Many residents volunteered to create the first Cedar Park Volunteer Fire Department. Through personal donations and fundraisers, it bought the city’s first-ever fire truck – a used, 1956 Wards LaFrance once used as an Air Force Crash truck. Artie Henry and Don Webster successfully bid $1,313.13 to purchase the truck. There were other issues the Council faced. Merrill said a petition to decrease the speed limit on Highway 183 and residents’ continuing push to have the city solve a rash of stray dogs in the area were two of many problems the Council attempted to solve. Another issue was hiring city staff, which many times were hampered by the enticement of better salaries at cities like Round Rock, Georgetown and Taylor.

But as the city grew, Merrill said, progress came along with it. An election in 1981 allowed the city to take over the Cedar Park Water Corp., which in turn allowed wastewater infrastructure. “It slowly became what we could only dream about in 1973,” Merrill said.

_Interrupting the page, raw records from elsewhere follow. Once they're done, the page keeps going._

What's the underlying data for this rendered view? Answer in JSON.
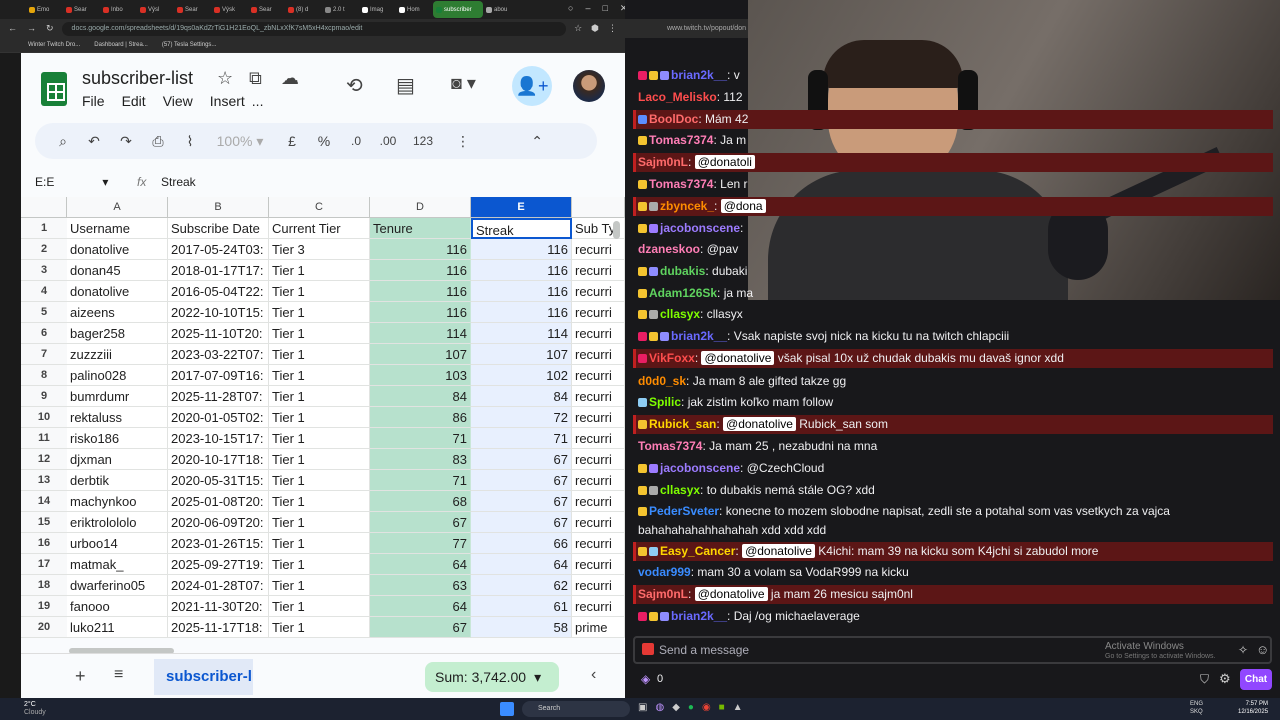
{
  "browser": {
    "tabs": [
      {
        "label": "Emo",
        "color": "#e5a50a"
      },
      {
        "label": "Sear",
        "color": "#d93025"
      },
      {
        "label": "Inbo",
        "color": "#d93025"
      },
      {
        "label": "Výsl",
        "color": "#d93025"
      },
      {
        "label": "Sear",
        "color": "#d93025"
      },
      {
        "label": "Výsk",
        "color": "#d93025"
      },
      {
        "label": "Sear",
        "color": "#d93025"
      },
      {
        "label": "(8) d",
        "color": "#d93025"
      },
      {
        "label": "2.0 t",
        "color": "#888"
      },
      {
        "label": "Imag",
        "color": "#fff"
      },
      {
        "label": "Hom",
        "color": "#fff"
      },
      {
        "label": "subscriber",
        "color": "#188038"
      },
      {
        "label": "abou",
        "color": "#aaa"
      }
    ],
    "url": "docs.google.com/spreadsheets/d/19qs0aKdZrTiG1H21EoQL_zbNLxXfK7sM5xH4xcpmao/edit",
    "bookmarks": [
      "Winter Twitch Dro...",
      "Dashboard | Strea...",
      "(57) Tesla Settings..."
    ],
    "twitch_url": "www.twitch.tv/popout/don"
  },
  "sheets": {
    "title": "subscriber-list",
    "menus": [
      "File",
      "Edit",
      "View",
      "Insert",
      "..."
    ],
    "zoom": "100%",
    "currency": "£",
    "percent": "%",
    "dec_less": ".0",
    "dec_more": ".00",
    "format": "123",
    "namebox": "E:E",
    "fx": "fx",
    "formula": "Streak",
    "col_letters": [
      "A",
      "B",
      "C",
      "D",
      "E"
    ],
    "headers": [
      "Username",
      "Subscribe Date",
      "Current Tier",
      "Tenure",
      "Streak",
      "Sub Ty"
    ],
    "rows": [
      [
        "2",
        "donatolive",
        "2017-05-24T03:",
        "Tier 3",
        "116",
        "116",
        "recurri"
      ],
      [
        "3",
        "donan45",
        "2018-01-17T17:",
        "Tier 1",
        "116",
        "116",
        "recurri"
      ],
      [
        "4",
        "donatolive",
        "2016-05-04T22:",
        "Tier 1",
        "116",
        "116",
        "recurri"
      ],
      [
        "5",
        "aizeens",
        "2022-10-10T15:",
        "Tier 1",
        "116",
        "116",
        "recurri"
      ],
      [
        "6",
        "bager258",
        "2025-11-10T20:",
        "Tier 1",
        "114",
        "114",
        "recurri"
      ],
      [
        "7",
        "zuzzziii",
        "2023-03-22T07:",
        "Tier 1",
        "107",
        "107",
        "recurri"
      ],
      [
        "8",
        "palino028",
        "2017-07-09T16:",
        "Tier 1",
        "103",
        "102",
        "recurri"
      ],
      [
        "9",
        "bumrdumr",
        "2025-11-28T07:",
        "Tier 1",
        "84",
        "84",
        "recurri"
      ],
      [
        "10",
        "rektaluss",
        "2020-01-05T02:",
        "Tier 1",
        "86",
        "72",
        "recurri"
      ],
      [
        "11",
        "risko186",
        "2023-10-15T17:",
        "Tier 1",
        "71",
        "71",
        "recurri"
      ],
      [
        "12",
        "djxman",
        "2020-10-17T18:",
        "Tier 1",
        "83",
        "67",
        "recurri"
      ],
      [
        "13",
        "derbtik",
        "2020-05-31T15:",
        "Tier 1",
        "71",
        "67",
        "recurri"
      ],
      [
        "14",
        "machynkoo",
        "2025-01-08T20:",
        "Tier 1",
        "68",
        "67",
        "recurri"
      ],
      [
        "15",
        "eriktrolololo",
        "2020-06-09T20:",
        "Tier 1",
        "67",
        "67",
        "recurri"
      ],
      [
        "16",
        "urboo14",
        "2023-01-26T15:",
        "Tier 1",
        "77",
        "66",
        "recurri"
      ],
      [
        "17",
        "matmak_",
        "2025-09-27T19:",
        "Tier 1",
        "64",
        "64",
        "recurri"
      ],
      [
        "18",
        "dwarferino05",
        "2024-01-28T07:",
        "Tier 1",
        "63",
        "62",
        "recurri"
      ],
      [
        "19",
        "fanooo",
        "2021-11-30T20:",
        "Tier 1",
        "64",
        "61",
        "recurri"
      ],
      [
        "20",
        "luko211",
        "2025-11-17T18:",
        "Tier 1",
        "67",
        "58",
        "prime"
      ]
    ],
    "sheet_tab": "subscriber-l",
    "sum": "Sum: 3,742.00"
  },
  "chat": {
    "messages": [
      {
        "user": "brian2k__",
        "color": "#6a6aff",
        "text": "v",
        "hl": false,
        "badges": [
          "#e91e63",
          "#f4c430",
          "#8e8cff"
        ]
      },
      {
        "user": "Laco_Melisko",
        "color": "#ff4d4d",
        "text": "112",
        "hl": false,
        "badges": []
      },
      {
        "user": "BoolDoc",
        "color": "#ff6b6b",
        "text": "Mám 42",
        "hl": true,
        "badges": [
          "#5c8eff"
        ]
      },
      {
        "user": "Tomas7374",
        "color": "#ff7eb6",
        "text": "Ja m",
        "hl": false,
        "badges": [
          "#f4c430"
        ]
      },
      {
        "user": "Sajm0nL",
        "color": "#ff6b6b",
        "text": "",
        "mention": "@donatoli",
        "hl": true,
        "badges": []
      },
      {
        "user": "Tomas7374",
        "color": "#ff7eb6",
        "text": "Len r",
        "hl": false,
        "badges": [
          "#f4c430"
        ]
      },
      {
        "user": "zbyncek_",
        "color": "#ff8c00",
        "text": "",
        "mention": "@dona",
        "hl": true,
        "badges": [
          "#f4c430",
          "#aaa"
        ]
      },
      {
        "user": "jacobonscene",
        "color": "#9c7bff",
        "text": "",
        "hl": false,
        "badges": [
          "#f4c430",
          "#9c7bff"
        ]
      },
      {
        "user": "dzaneskoo",
        "color": "#ff7eb6",
        "text": "@pav",
        "hl": false,
        "badges": []
      },
      {
        "user": "dubakis",
        "color": "#5fd35f",
        "text": "dubaki",
        "hl": false,
        "badges": [
          "#f4c430",
          "#8e8cff"
        ]
      },
      {
        "user": "Adam126Sk",
        "color": "#5fd35f",
        "text": "ja ma",
        "hl": false,
        "badges": [
          "#f4c430"
        ]
      },
      {
        "user": "cllasyx",
        "color": "#7fff00",
        "text": "cllasyx",
        "hl": false,
        "badges": [
          "#f4c430",
          "#aaa"
        ]
      },
      {
        "user": "brian2k__",
        "color": "#6a6aff",
        "text": "Vsak napiste svoj nick na kicku tu na twitch chlapciii",
        "hl": false,
        "badges": [
          "#e91e63",
          "#f4c430",
          "#8e8cff"
        ]
      },
      {
        "user": "VikFoxx",
        "color": "#ff4d4d",
        "text": "však pisal 10x už chudak dubakis mu davaš ignor xdd",
        "mention": "@donatolive",
        "hl": true,
        "badges": [
          "#e91e63"
        ]
      },
      {
        "user": "d0d0_sk",
        "color": "#ff8c00",
        "text": "Ja mam 8 ale gifted takze gg",
        "hl": false,
        "badges": []
      },
      {
        "user": "Spilic",
        "color": "#7fff00",
        "text": "jak zistim koľko mam follow",
        "hl": false,
        "badges": [
          "#8ecdf4"
        ]
      },
      {
        "user": "Rubick_san",
        "color": "#ffd700",
        "text": "Rubick_san som",
        "mention": "@donatolive",
        "hl": true,
        "badges": [
          "#f4c430"
        ]
      },
      {
        "user": "Tomas7374",
        "color": "#ff7eb6",
        "text": "Ja mam 25 , nezabudni na mna",
        "hl": false,
        "badges": []
      },
      {
        "user": "jacobonscene",
        "color": "#9c7bff",
        "text": "@CzechCloud",
        "hl": false,
        "badges": [
          "#f4c430",
          "#9c7bff"
        ]
      },
      {
        "user": "cllasyx",
        "color": "#7fff00",
        "text": "to dubakis nemá stále OG? xdd",
        "hl": false,
        "badges": [
          "#f4c430",
          "#aaa"
        ]
      },
      {
        "user": "PederSveter",
        "color": "#3a8cff",
        "text": "konecne to mozem slobodne napisat, zedli ste a potahal som vas vsetkych za vajca bahahahahahhahahah xdd xdd xdd",
        "hl": false,
        "badges": [
          "#f4c430"
        ]
      },
      {
        "user": "Easy_Cancer",
        "color": "#ffd700",
        "text": "K4ichi: mam 39 na kicku som K4jchi",
        "mention": "@donatolive",
        "after": "si zabudol more",
        "hl": true,
        "badges": [
          "#f4c430",
          "#8ecdf4"
        ]
      },
      {
        "user": "vodar999",
        "color": "#3a8cff",
        "text": "mam 30 a volam sa VodaR999 na kicku",
        "hl": false,
        "badges": []
      },
      {
        "user": "Sajm0nL",
        "color": "#ff6b6b",
        "text": "ja mam 26 mesicu sajm0nl",
        "mention": "@donatolive",
        "hl": true,
        "badges": []
      },
      {
        "user": "brian2k__",
        "color": "#6a6aff",
        "text": "Daj /og michaelaverage",
        "hl": false,
        "badges": [
          "#e91e63",
          "#f4c430",
          "#8e8cff"
        ]
      }
    ],
    "placeholder": "Send a message",
    "activate_title": "Activate Windows",
    "activate_sub": "Go to Settings to activate Windows.",
    "points": "0",
    "chat_button": "Chat"
  },
  "taskbar": {
    "weather_temp": "2°C",
    "weather_desc": "Cloudy",
    "search": "Search",
    "lang1": "ENG",
    "lang2": "SKQ",
    "time": "7:57 PM",
    "date": "12/16/2025"
  }
}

Then and now

Faulkner, who has lived in Cedar Park since 1966, said she never would have imagined Cedar Park becoming what it is today. “Absolutely not. I never dreamed it would get this big,” she said. “When we moved out here, there were 2,500 people.” Betty Henry credited the whole community for creating the spark that led to Cedar Park’s expansion. “We had visions of it being great just like it’s become. And it has come about,” she said. Today, Cedar Park’s population surpasses the entire Williamson County population in 1970, and the city is near build out. But Merrill said it is easy to forget how it all came to be. “The people who have moved here in recent years, they don’t see it the same way I do,” she said. “I know how long it took to get there and how hard it was.” As to why people continue to choose Cedar Park, Betty Henry said it is simply a great place to live. “We have just about everything we want,” she said.


Permission granted by the author to publish on the Cedar Park History web site for the education and enjoyment of the citizens of Cedar Park.